Data records for software interfaces:

----------------------------------------

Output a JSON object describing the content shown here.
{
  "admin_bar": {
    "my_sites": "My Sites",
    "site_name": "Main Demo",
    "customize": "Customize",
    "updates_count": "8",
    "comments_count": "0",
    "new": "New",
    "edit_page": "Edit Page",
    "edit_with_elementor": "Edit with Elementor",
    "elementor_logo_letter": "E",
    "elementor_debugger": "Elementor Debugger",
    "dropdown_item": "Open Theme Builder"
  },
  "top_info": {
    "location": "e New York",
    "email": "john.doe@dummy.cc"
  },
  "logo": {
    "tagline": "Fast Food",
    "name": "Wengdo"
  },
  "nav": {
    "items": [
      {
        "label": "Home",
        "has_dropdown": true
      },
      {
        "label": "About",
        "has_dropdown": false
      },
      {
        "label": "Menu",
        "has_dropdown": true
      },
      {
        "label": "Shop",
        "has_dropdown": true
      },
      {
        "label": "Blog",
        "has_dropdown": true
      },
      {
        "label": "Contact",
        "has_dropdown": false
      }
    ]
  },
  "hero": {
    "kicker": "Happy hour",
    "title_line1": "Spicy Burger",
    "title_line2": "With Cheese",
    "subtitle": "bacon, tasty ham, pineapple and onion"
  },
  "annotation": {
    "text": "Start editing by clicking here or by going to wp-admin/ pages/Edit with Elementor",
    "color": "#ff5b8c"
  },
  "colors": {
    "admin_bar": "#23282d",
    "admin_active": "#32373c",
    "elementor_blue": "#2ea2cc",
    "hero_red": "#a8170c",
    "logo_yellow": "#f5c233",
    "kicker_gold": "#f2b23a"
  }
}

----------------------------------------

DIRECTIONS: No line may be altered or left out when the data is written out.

COMPLETED EXERCISE:
Output a JSON object describing the content shown here.
{
  "admin_bar": {
    "my_sites": "My Sites",
    "site_name": "Main Demo",
    "customize": "Customize",
    "updates_count": "8",
    "comments_count": "0",
    "new": "New",
    "edit_page": "Edit Page",
    "edit_with_elementor": "Edit with Elementor",
    "elementor_logo_letter": "E",
    "elementor_debugger": "Elementor Debugger",
    "dropdown_item": "Open Theme Builder"
  },
  "top_info": {
    "location": "e New York",
    "email": "john.doe@dummy.cc"
  },
  "logo": {
    "tagline": "Fast Food",
    "name": "Wengdo"
  },
  "nav": {
    "items": [
      {
        "label": "Home",
        "has_dropdown": true
      },
      {
        "label": "About",
        "has_dropdown": false
      },
      {
        "label": "Menu",
        "has_dropdown": true
      },
      {
        "label": "Shop",
        "has_dropdown": true
      },
      {
        "label": "Blog",
        "has_dropdown": true
      },
      {
        "label": "Contact",
        "has_dropdown": false
      }
    ]
  },
  "hero": {
    "kicker": "Happy hour",
    "title_line1": "Spicy Burger",
    "title_line2": "With Cheese",
    "subtitle": "bacon, tasty ham, pineapple and onion"
  },
  "annotation": {
    "text": "Start editing by clicking here or by going to wp-admin/ pages/Edit with Elementor",
    "color": "#ff5b8c"
  },
  "colors": {
    "admin_bar": "#23282d",
    "admin_active": "#32373c",
    "elementor_blue": "#2ea2cc",
    "hero_red": "#a8170c",
    "logo_yellow": "#f5c233",
    "kicker_gold": "#f2b23a"
  }
}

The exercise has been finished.